  • Tourist flights to the Great Barrier Reef, De Havilland Beaver (on floats)
  • I even flew dead people for a funeral company, in a Beechcraft Baron.  
  • Anything for flying hours and precious twin time

The biggest struggle was finding my first jobs, partly due to my limited experience but also because I was a young looking 19 year old with a dodgy moustache. I have been unemployed 6 more times in my career and I searched the world for jobs, this was also prior to the internet being part of everyday life.

What did you learn to fly in? and how many hours before you went solo?

I learnt to fly in a PA-28 (Cherokee) at NASA, Cessnock, NSW; it was an full-time intensive 9 month CPL/ATPL course. I flew almost every day and went solo in 10 hours.

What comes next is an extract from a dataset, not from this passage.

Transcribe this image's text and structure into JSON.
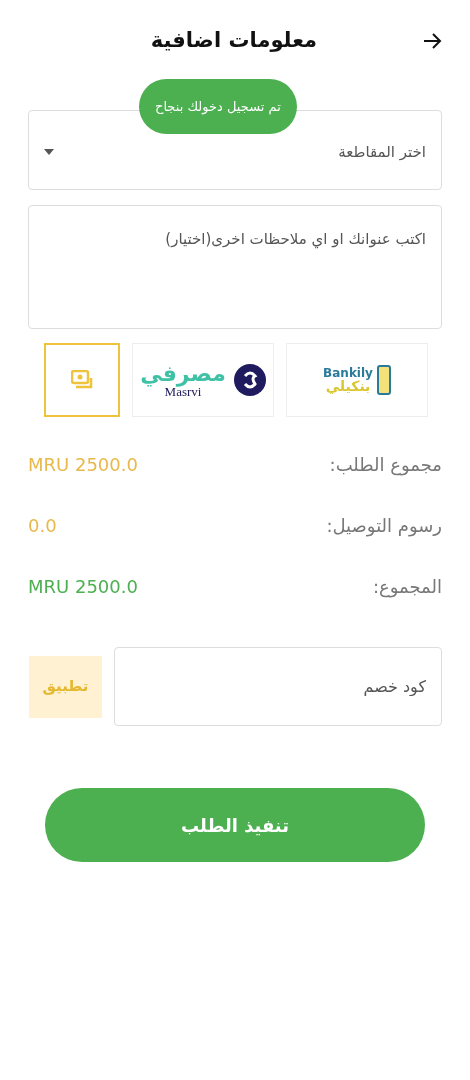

How many airplane types have you flown and what are these types?

In Australia I flew mostly Light aircraft built by Cessna, Piper, Beechcraft, Mooney and even the deadly Mitsubishi MU-2 

Cessna: 150, 151, 152, 172, 182, 206, 210, 310, 401, 402, 414 and 421

Piper: PA-18, 23, 24, 26, 27, 28, 31, 32, 34, 34, 38, 39, 44 and 60

Beechcraft: Bonanza, Baron, King Air, Aero commander plus a few others

I possibly flew about 40 different light GA aircraft, logging 2,500 hrs; flying mainly up the East Coast of Australia, between Melbourne to Cairns. I also flew inland NSW and Queensland, along with trips into the The Northern Territory to Alice Springs and up to Darwin.

Airline aircraft: Fokker F-27, Fokker F100, Airbus A320, A330-200, A340-300, A340-600, A350-900 and A350-1000

What is your fondest memories as a captain?

As a young Captain, flying into Hong Hong’s Kai Tak airport; on the famous Runway 13 Checkerboard approach, with both my Dad and brother in the flight deck with me.

Your first flight as a captain?

From London Heathrow to Hong Kong Kai Tak airport, with my girlfriend (now wife) sitting in Upper Class and a few technical problems to keep me busy.

How long as a captain before you felt comfortable in the role?

During my Command Training I felt confident and capable, However when I achieved around 10,000 hours I felt like I was very “comfortable” in the role and in my career.

What kind of plane would you most like to fly?

Concorde. Every pilot who never had the chance to fly her will say the same. She was the ultimate airliner and nothing as iconic has existed since.

Best advice you ever got?

Hours, hours, hours. If you’re paying for the hours, fly the cheapest aircraft. If you’re being paid by the hour, fly the slowest aircraft. Hours = experience = employment opportunities. Always say “YES”.

What advice do you have for new pilots?

For a long and successful commercial career, you need Hours and Type Rating. Never fly an old aircraft, always work to get hours (experience) on the newest and most modern airliner available.

In 1989, when I was flying the F27 with Ansett, I was offered a place on the B727 (which I loved), but I bid for the A320, which I first flew in 1989, and I knew it was the future.

When I joined Virgin Atlantic I wanted to fly the 747, but I stayed on the Airbus fleet to be able to always fly the newest airliners. Also, remember that flying is an international career, don’t wait for the “perfect job” to fall at your doorstep; be prepared to travel and see the world to gain flying experience and more importantly “life-experience”. I lived and flew from 6 different countries before landing my dream job with Virgin Atlantic.

Ever declared an emergency?

Many times in light aircraft for all sorts of technical issues. The most memorable was in a Piper Aztec, over the Snowy Mountains between Canberra and Melbourne. A fuel injector feed line snapped, feeding fuel directly onto the hot engine which subsequently caught fire. I shut down the engine and cut off the fuel, this eventually stopped the fire and we flew to Moorabbin on the remaining engine. I had a Channel 9 News Crew onboard, who filmed and sensationalised the event for TV. I was 19 and a TV “pilot hero.”

Ever tempted to own a small plane?

Not until recently. My feelings on the matter changed after flying the amazing Sling TSI, at the Sling Pilot Academy, Torrance, California. An amazingly capable and modern light aircraft. I can’t wait to fly it again.    

Follow Captain Chris on instagram